### ACTIVITY
Among the entries that follow, find every line with the word "body" and copy it.
***** RECORDS SHOWN *****
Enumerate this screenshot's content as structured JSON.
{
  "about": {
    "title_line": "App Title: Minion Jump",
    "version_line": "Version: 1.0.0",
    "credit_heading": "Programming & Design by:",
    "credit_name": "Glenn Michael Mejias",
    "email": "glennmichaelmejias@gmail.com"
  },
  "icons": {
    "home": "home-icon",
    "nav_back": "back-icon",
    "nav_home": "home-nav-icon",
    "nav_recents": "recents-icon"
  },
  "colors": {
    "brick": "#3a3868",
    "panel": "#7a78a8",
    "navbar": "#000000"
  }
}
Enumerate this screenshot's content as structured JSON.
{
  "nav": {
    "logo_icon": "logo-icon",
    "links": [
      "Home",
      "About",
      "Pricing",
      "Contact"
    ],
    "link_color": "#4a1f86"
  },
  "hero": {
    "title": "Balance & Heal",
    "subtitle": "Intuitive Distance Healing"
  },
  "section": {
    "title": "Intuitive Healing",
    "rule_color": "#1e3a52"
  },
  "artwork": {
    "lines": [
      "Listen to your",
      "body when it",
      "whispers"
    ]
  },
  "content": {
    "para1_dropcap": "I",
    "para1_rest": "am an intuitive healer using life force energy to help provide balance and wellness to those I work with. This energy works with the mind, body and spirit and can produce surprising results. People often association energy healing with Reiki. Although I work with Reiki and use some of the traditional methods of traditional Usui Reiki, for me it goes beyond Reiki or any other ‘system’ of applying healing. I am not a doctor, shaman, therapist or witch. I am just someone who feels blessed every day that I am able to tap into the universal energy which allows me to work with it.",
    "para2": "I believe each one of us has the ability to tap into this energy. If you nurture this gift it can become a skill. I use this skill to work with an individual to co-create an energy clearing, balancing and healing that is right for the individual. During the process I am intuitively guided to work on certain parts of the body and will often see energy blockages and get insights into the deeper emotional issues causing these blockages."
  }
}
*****
### WRITTEN SOLUTION
      "body when it",
    "para1_rest": "am an intuitive healer using life force energy to help provide balance and wellness to those I work with. This energy works with the mind, body and spirit and can produce surprising results. People often association energy healing with Reiki. Although I work with Reiki and use some of the traditional methods of traditional Usui Reiki, for me it goes beyond Reiki or any other ‘system’ of applying healing. I am not a doctor, shaman, therapist or witch. I am just someone who feels blessed every day that I am able to tap into the universal energy which allows me to work with it.",
    "para2": "I believe each one of us has the ability to tap into this energy. If you nurture this gift it can become a skill. I use this skill to work with an individual to co-create an energy clearing, balancing and healing that is right for the individual. During the process I am intuitively guided to work on certain parts of the body and will often see energy blockages and get insights into the deeper emotional issues causing these blockages."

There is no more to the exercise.